* **GOAL OF THE EXERCISE**
Your answer should be the lines of the data below that contain "text".

---------- INFORMATION PROVIDED ----------

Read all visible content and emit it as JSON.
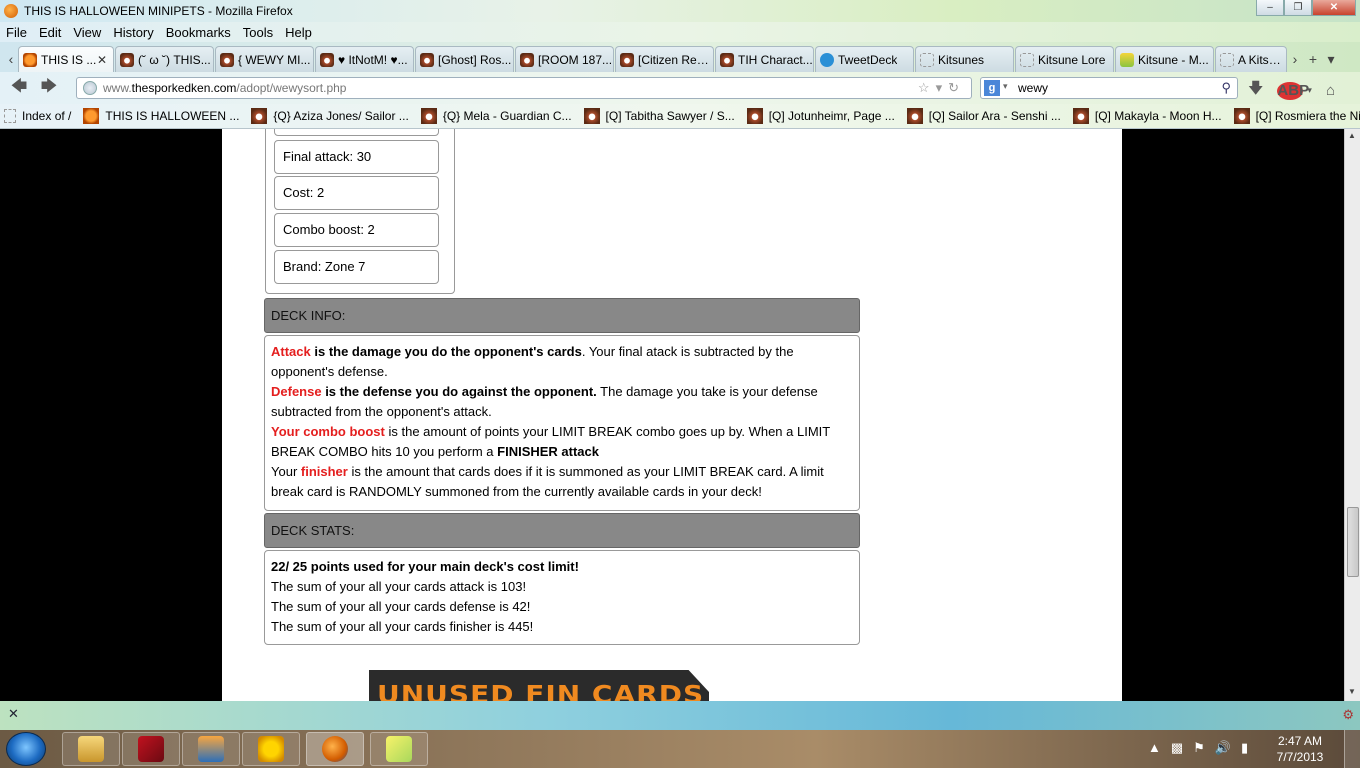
{
  "window": {
    "title": "THIS IS HALLOWEEN MINIPETS - Mozilla Firefox"
  },
  "menu": [
    "File",
    "Edit",
    "View",
    "History",
    "Bookmarks",
    "Tools",
    "Help"
  ],
  "tabs": [
    {
      "label": "THIS IS ...",
      "icon": "halloween-icon",
      "active": true
    },
    {
      "label": "(˘ ω ˘) THIS...",
      "icon": "minipet-icon"
    },
    {
      "label": "{ WEWY MI...",
      "icon": "minipet-icon"
    },
    {
      "label": "♥ ItNotM! ♥...",
      "icon": "minipet-icon"
    },
    {
      "label": "[Ghost] Ros...",
      "icon": "minipet-icon"
    },
    {
      "label": "[ROOM 187...",
      "icon": "minipet-icon"
    },
    {
      "label": "[Citizen Req...",
      "icon": "minipet-icon"
    },
    {
      "label": "TIH Charact...",
      "icon": "minipet-icon"
    },
    {
      "label": "TweetDeck",
      "icon": "twitter-icon"
    },
    {
      "label": "Kitsunes",
      "icon": "blank-page-icon"
    },
    {
      "label": "Kitsune Lore",
      "icon": "blank-page-icon"
    },
    {
      "label": "Kitsune - M...",
      "icon": "wiki-icon"
    },
    {
      "label": "A Kitsune",
      "icon": "blank-page-icon"
    }
  ],
  "nav": {
    "url_host_prefix": "www.",
    "url_domain": "thesporkedken.com",
    "url_path": "/adopt/wewysort.php",
    "search_query": "wewy",
    "abp_label": "ABP"
  },
  "bookmarks": [
    {
      "label": "Index of /",
      "icon": "blank-page-icon"
    },
    {
      "label": "THIS IS HALLOWEEN ...",
      "icon": "halloween-icon"
    },
    {
      "label": "{Q} Aziza Jones/ Sailor ...",
      "icon": "minipet-icon"
    },
    {
      "label": "{Q} Mela - Guardian C...",
      "icon": "minipet-icon"
    },
    {
      "label": "[Q] Tabitha Sawyer / S...",
      "icon": "minipet-icon"
    },
    {
      "label": "[Q] Jotunheimr, Page ...",
      "icon": "minipet-icon"
    },
    {
      "label": "[Q] Sailor Ara - Senshi ...",
      "icon": "minipet-icon"
    },
    {
      "label": "[Q] Makayla - Moon H...",
      "icon": "minipet-icon"
    },
    {
      "label": "[Q] Rosmiera the Nigh...",
      "icon": "minipet-icon"
    }
  ],
  "card_stats": [
    "Final attack: 30",
    "Cost: 2",
    "Combo boost: 2",
    "Brand: Zone 7"
  ],
  "deck_info": {
    "heading": "DECK INFO:",
    "attack_term": "Attack",
    "attack_bold": " is the damage you do the opponent's cards",
    "attack_rest": ". Your final atack is subtracted by the opponent's defense.",
    "defense_term": "Defense",
    "defense_bold": " is the defense you do against the opponent.",
    "defense_rest": " The damage you take is your defense subtracted from the opponent's attack.",
    "combo_term": "Your combo boost",
    "combo_rest": " is the amount of points your LIMIT BREAK combo goes up by. When a LIMIT BREAK COMBO hits 10 you perform a ",
    "combo_finisher": "FINISHER attack",
    "finisher_lead": "Your ",
    "finisher_term": "finisher",
    "finisher_rest": " is the amount that cards does if it is summoned as your LIMIT BREAK card. A limit break card is RANDOMLY summoned from the currently available cards in your deck!"
  },
  "deck_stats": {
    "heading": "DECK STATS:",
    "cost_line": "22/ 25 points used for your main deck's cost limit!",
    "attack_line": "The sum of your all your cards attack is 103!",
    "defense_line": "The sum of your all your cards defense is 42!",
    "finisher_line": "The sum of your all your cards finisher is 445!"
  },
  "banner": {
    "text": "UNUSED FIN CARDS"
  },
  "taskbar": {
    "apps": [
      "folder-icon",
      "kaspersky-icon",
      "media-player-icon",
      "aim-icon",
      "firefox-icon",
      "sticky-notes-icon"
    ],
    "time": "2:47 AM",
    "date": "7/7/2013"
  }
}
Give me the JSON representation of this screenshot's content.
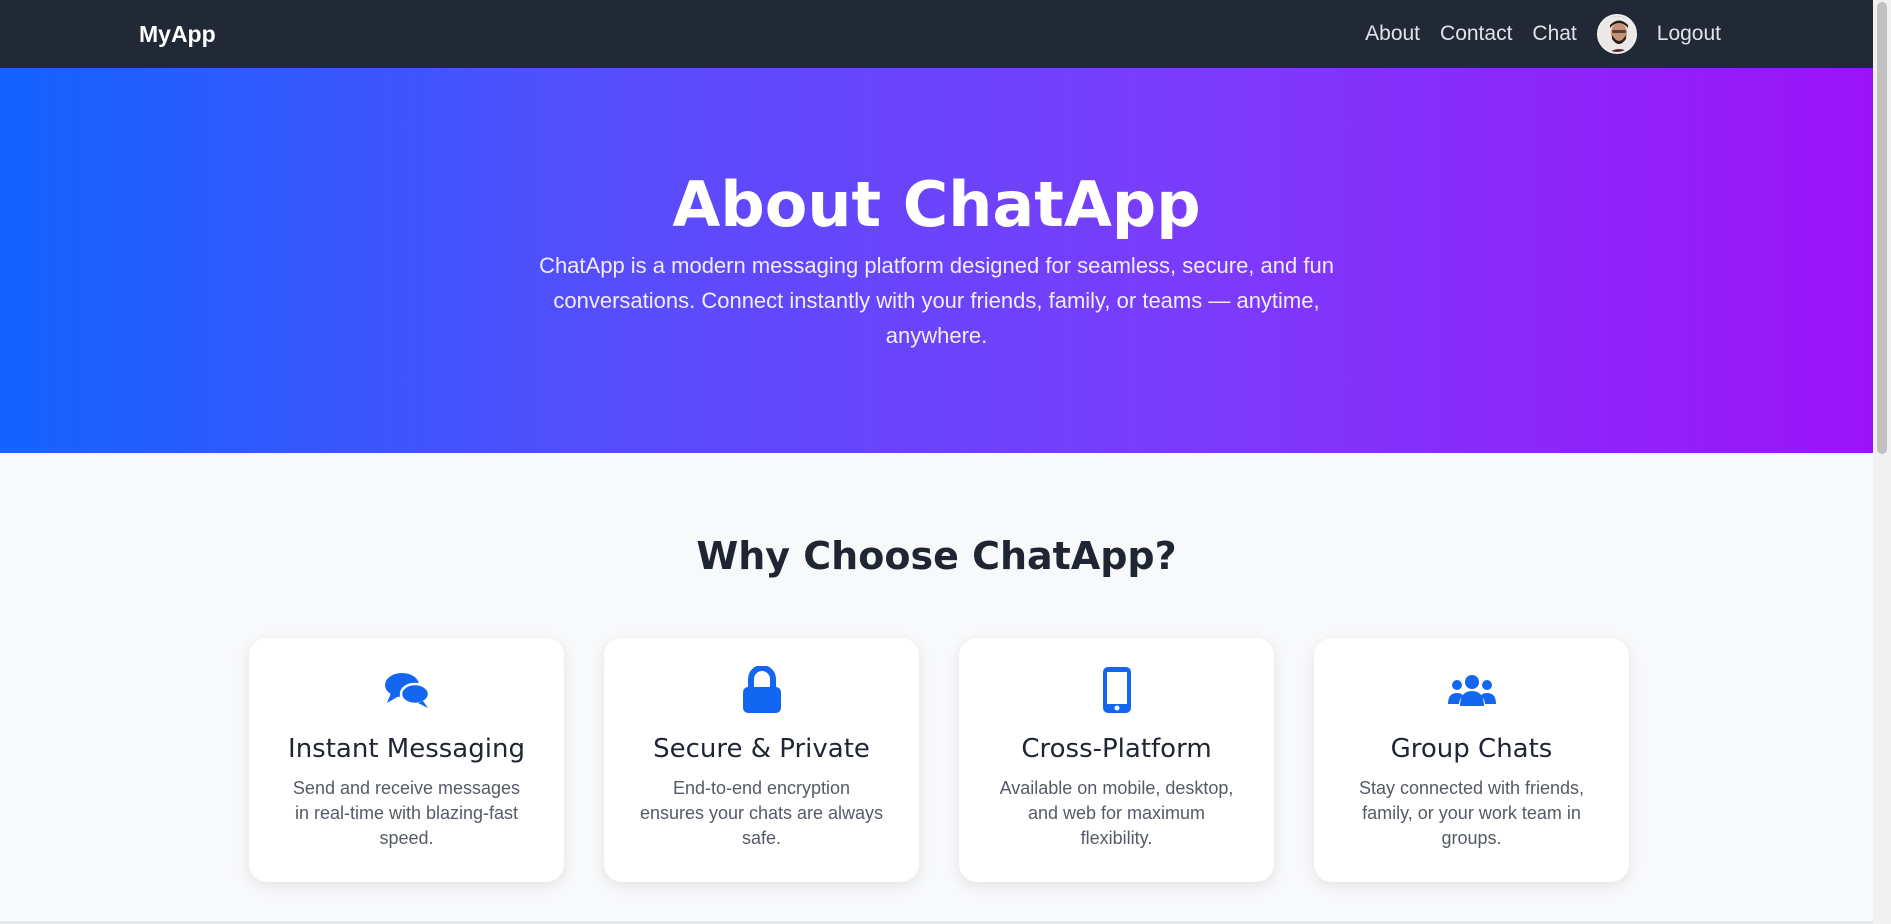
{
  "navbar": {
    "brand": "MyApp",
    "links": [
      {
        "label": "About"
      },
      {
        "label": "Contact"
      },
      {
        "label": "Chat"
      }
    ],
    "logout_label": "Logout",
    "avatar_icon": "user-avatar"
  },
  "hero": {
    "title": "About ChatApp",
    "text": "ChatApp is a modern messaging platform designed for seamless, secure, and fun conversations. Connect instantly with your friends, family, or teams — anytime, anywhere."
  },
  "features": {
    "title": "Why Choose ChatApp?",
    "accent_color": "#1366f0",
    "cards": [
      {
        "icon": "chat-bubbles-icon",
        "title": "Instant Messaging",
        "text": "Send and receive messages in real-time with blazing-fast speed."
      },
      {
        "icon": "lock-icon",
        "title": "Secure & Private",
        "text": "End-to-end encryption ensures your chats are always safe."
      },
      {
        "icon": "mobile-phone-icon",
        "title": "Cross-Platform",
        "text": "Available on mobile, desktop, and web for maximum flexibility."
      },
      {
        "icon": "users-group-icon",
        "title": "Group Chats",
        "text": "Stay connected with friends, family, or your work team in groups."
      }
    ]
  }
}
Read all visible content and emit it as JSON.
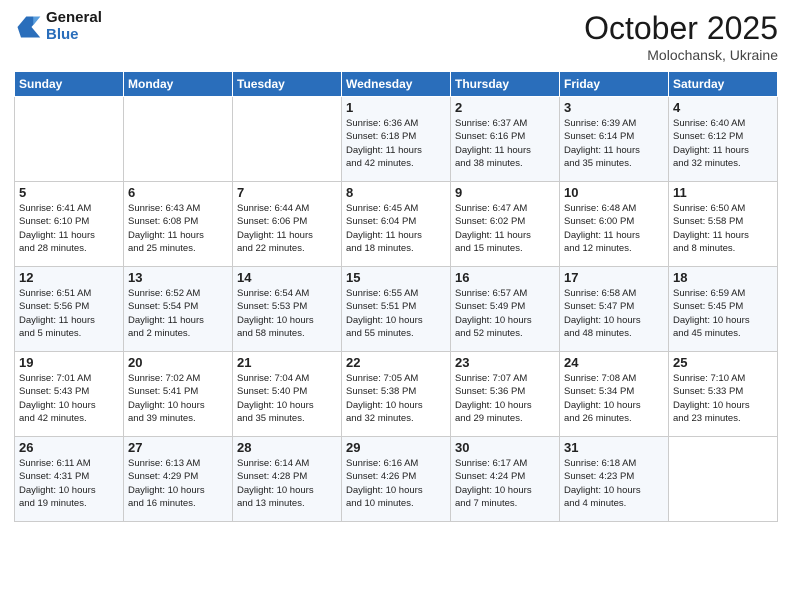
{
  "header": {
    "logo_line1": "General",
    "logo_line2": "Blue",
    "month_title": "October 2025",
    "subtitle": "Molochansk, Ukraine"
  },
  "weekdays": [
    "Sunday",
    "Monday",
    "Tuesday",
    "Wednesday",
    "Thursday",
    "Friday",
    "Saturday"
  ],
  "weeks": [
    [
      {
        "day": "",
        "info": ""
      },
      {
        "day": "",
        "info": ""
      },
      {
        "day": "",
        "info": ""
      },
      {
        "day": "1",
        "info": "Sunrise: 6:36 AM\nSunset: 6:18 PM\nDaylight: 11 hours\nand 42 minutes."
      },
      {
        "day": "2",
        "info": "Sunrise: 6:37 AM\nSunset: 6:16 PM\nDaylight: 11 hours\nand 38 minutes."
      },
      {
        "day": "3",
        "info": "Sunrise: 6:39 AM\nSunset: 6:14 PM\nDaylight: 11 hours\nand 35 minutes."
      },
      {
        "day": "4",
        "info": "Sunrise: 6:40 AM\nSunset: 6:12 PM\nDaylight: 11 hours\nand 32 minutes."
      }
    ],
    [
      {
        "day": "5",
        "info": "Sunrise: 6:41 AM\nSunset: 6:10 PM\nDaylight: 11 hours\nand 28 minutes."
      },
      {
        "day": "6",
        "info": "Sunrise: 6:43 AM\nSunset: 6:08 PM\nDaylight: 11 hours\nand 25 minutes."
      },
      {
        "day": "7",
        "info": "Sunrise: 6:44 AM\nSunset: 6:06 PM\nDaylight: 11 hours\nand 22 minutes."
      },
      {
        "day": "8",
        "info": "Sunrise: 6:45 AM\nSunset: 6:04 PM\nDaylight: 11 hours\nand 18 minutes."
      },
      {
        "day": "9",
        "info": "Sunrise: 6:47 AM\nSunset: 6:02 PM\nDaylight: 11 hours\nand 15 minutes."
      },
      {
        "day": "10",
        "info": "Sunrise: 6:48 AM\nSunset: 6:00 PM\nDaylight: 11 hours\nand 12 minutes."
      },
      {
        "day": "11",
        "info": "Sunrise: 6:50 AM\nSunset: 5:58 PM\nDaylight: 11 hours\nand 8 minutes."
      }
    ],
    [
      {
        "day": "12",
        "info": "Sunrise: 6:51 AM\nSunset: 5:56 PM\nDaylight: 11 hours\nand 5 minutes."
      },
      {
        "day": "13",
        "info": "Sunrise: 6:52 AM\nSunset: 5:54 PM\nDaylight: 11 hours\nand 2 minutes."
      },
      {
        "day": "14",
        "info": "Sunrise: 6:54 AM\nSunset: 5:53 PM\nDaylight: 10 hours\nand 58 minutes."
      },
      {
        "day": "15",
        "info": "Sunrise: 6:55 AM\nSunset: 5:51 PM\nDaylight: 10 hours\nand 55 minutes."
      },
      {
        "day": "16",
        "info": "Sunrise: 6:57 AM\nSunset: 5:49 PM\nDaylight: 10 hours\nand 52 minutes."
      },
      {
        "day": "17",
        "info": "Sunrise: 6:58 AM\nSunset: 5:47 PM\nDaylight: 10 hours\nand 48 minutes."
      },
      {
        "day": "18",
        "info": "Sunrise: 6:59 AM\nSunset: 5:45 PM\nDaylight: 10 hours\nand 45 minutes."
      }
    ],
    [
      {
        "day": "19",
        "info": "Sunrise: 7:01 AM\nSunset: 5:43 PM\nDaylight: 10 hours\nand 42 minutes."
      },
      {
        "day": "20",
        "info": "Sunrise: 7:02 AM\nSunset: 5:41 PM\nDaylight: 10 hours\nand 39 minutes."
      },
      {
        "day": "21",
        "info": "Sunrise: 7:04 AM\nSunset: 5:40 PM\nDaylight: 10 hours\nand 35 minutes."
      },
      {
        "day": "22",
        "info": "Sunrise: 7:05 AM\nSunset: 5:38 PM\nDaylight: 10 hours\nand 32 minutes."
      },
      {
        "day": "23",
        "info": "Sunrise: 7:07 AM\nSunset: 5:36 PM\nDaylight: 10 hours\nand 29 minutes."
      },
      {
        "day": "24",
        "info": "Sunrise: 7:08 AM\nSunset: 5:34 PM\nDaylight: 10 hours\nand 26 minutes."
      },
      {
        "day": "25",
        "info": "Sunrise: 7:10 AM\nSunset: 5:33 PM\nDaylight: 10 hours\nand 23 minutes."
      }
    ],
    [
      {
        "day": "26",
        "info": "Sunrise: 6:11 AM\nSunset: 4:31 PM\nDaylight: 10 hours\nand 19 minutes."
      },
      {
        "day": "27",
        "info": "Sunrise: 6:13 AM\nSunset: 4:29 PM\nDaylight: 10 hours\nand 16 minutes."
      },
      {
        "day": "28",
        "info": "Sunrise: 6:14 AM\nSunset: 4:28 PM\nDaylight: 10 hours\nand 13 minutes."
      },
      {
        "day": "29",
        "info": "Sunrise: 6:16 AM\nSunset: 4:26 PM\nDaylight: 10 hours\nand 10 minutes."
      },
      {
        "day": "30",
        "info": "Sunrise: 6:17 AM\nSunset: 4:24 PM\nDaylight: 10 hours\nand 7 minutes."
      },
      {
        "day": "31",
        "info": "Sunrise: 6:18 AM\nSunset: 4:23 PM\nDaylight: 10 hours\nand 4 minutes."
      },
      {
        "day": "",
        "info": ""
      }
    ]
  ]
}
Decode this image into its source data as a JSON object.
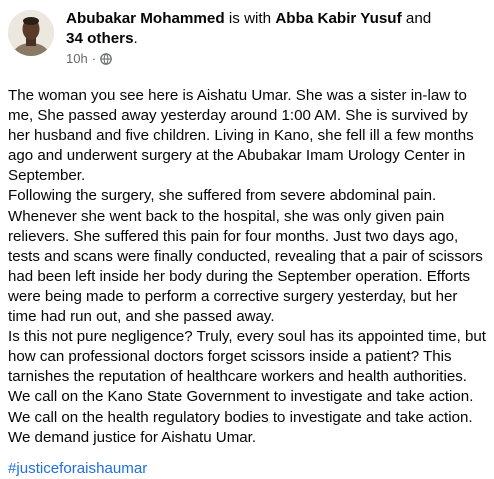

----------

* **EXERCISE ANSWER**
    "text": "UNUSED FIN CARDS"
    "text": "ChatApp is a modern messaging platform designed for seamless, secure, and fun conversations. Connect instantly with your friends, family, or teams — anytime, anywhere."
        "text": "Send and receive messages in real-time with blazing-fast speed."
        "text": "End-to-end encryption ensures your chats are always safe."
        "text": "Available on mobile, desktop, and web for maximum flexibility."
        "text": "Stay connected with friends, family, or your work team in groups."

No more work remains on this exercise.